Lobbying by deception and misinformation


Many people are familiar with the phrase “grassroots lobbying.” It implies that the public feels strongly about a bill and people contact their elected officials demanding action.

Unfortunately, most of what appears to be grassroots/citizen lobbying is orchestrated by well-funded interest groups, using by highly-paid consultants and PR firms.

To stimulate this citizen passion, especially when the public might not agree with their real goal, lobbyists work to inflame public sentiment even if it means distorting the truth. This is certainly not true of all lobbyists and interests, but it is far too common among some.

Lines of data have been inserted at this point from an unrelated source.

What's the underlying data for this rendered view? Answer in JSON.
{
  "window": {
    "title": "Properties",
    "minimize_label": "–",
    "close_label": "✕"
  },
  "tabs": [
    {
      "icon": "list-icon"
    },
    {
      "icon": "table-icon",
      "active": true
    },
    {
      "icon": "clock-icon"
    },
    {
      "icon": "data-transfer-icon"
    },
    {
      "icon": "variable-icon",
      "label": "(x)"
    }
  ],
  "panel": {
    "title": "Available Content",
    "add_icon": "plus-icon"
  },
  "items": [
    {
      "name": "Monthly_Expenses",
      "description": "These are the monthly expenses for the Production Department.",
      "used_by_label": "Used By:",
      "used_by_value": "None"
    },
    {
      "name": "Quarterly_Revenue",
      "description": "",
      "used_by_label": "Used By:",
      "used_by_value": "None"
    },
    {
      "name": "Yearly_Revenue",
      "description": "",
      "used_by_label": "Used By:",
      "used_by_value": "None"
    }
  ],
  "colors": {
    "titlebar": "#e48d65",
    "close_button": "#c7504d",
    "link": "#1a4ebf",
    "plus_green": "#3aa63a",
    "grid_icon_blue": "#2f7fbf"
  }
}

This year Minnesota legislators have received countless emails urging us to oppose Senate File 833, which “threatens the affordability and accessibility of (cell phone) services for all of Minnesota’s families and businesses.”

To stimulate public opposition to this, the cell phone industry’s ad campaign showed a picture of a frustrated woman looking over a document labeled “State Wireless Taxes and Fees” with a caption: “So why are state legislators threatening to increase the cost of our wireless?”

Shortly before SF 833 was heard in the Senate Commerce Committee I read the bill, expecting to see some questionable regulations or taxes. What I found was quite different.

SF 833 is actually a consumer protection proposal supported by the Attorney General to address deceptive practices of some cell phone companies. It does not contain any new taxes or fees. It contains nothing more than basic provisions such as a requirement that you receive a copy of your contract when you purchase wireless service, a requirement that the company clearly disclose provisions allowing them to charge you termination fees or change terms of your contract, and that the company require that you authorize any charges on your phone bill from other companies, such as for a new ringtone.

Certainly one could quibble over details in the bill, and I supported some changes to make it work better. Even the author of the bill was willing to work with the wireless companies to address concerns.

But there was nothing in the bill that even remotely reflected what one would expect based on the lobbying. It is no more expensive to make the terms of a contract transparent than to hide billing and pricing practices from the consumer. Honest disclosure does not cost more.

Most consumers who contacted legislators would support preventing cell phone companies from deceptive practices. Yet the wireless companies lied to the public, convincing many to oppose a bill they would support if they saw the legislation.

Deceptive lobbying aimed at alarming the public is not a rare occurrence, it happens to many environmental and consumer protection bills.

Another example is my legislation to require new cars to meet tougher emissions standards and reduce the amount of greenhouse gases. This proposal has led to a continuous flow of misinformation prompted by auto manufacturers.

Their misleading information convinced one angry constituent that my proposal would “kill” street rods (modified classic cars). He also was under the impression that it would ban many chemicals and paints, as well as wood-burning stoves and fireplaces. The bill has zero impact on any of his concerns.

The auto industry cannot defeat the bill on its merits so they use fear tactics and misinformation. They have created a website aimed at scaring farmers and soccer moms alike, claiming that the bill would “severely limit the sale of trucks and minivans” so that we could “force the sale of more compact and subcompact cars.” This is simply not true.

The polls show that an overwhelming majority of Minnesotans support tougher air quality standards for vehicles. This support would be even stronger if consumers knew that the cleaner cars produce significant savings at the gas pump.

In both of these cases, powerful lobbying groups have generated “public” opposition through deception and misinformation, and may well defeat legislation that would have strong public support if the facts were known. This is not a shining example of democracy in action.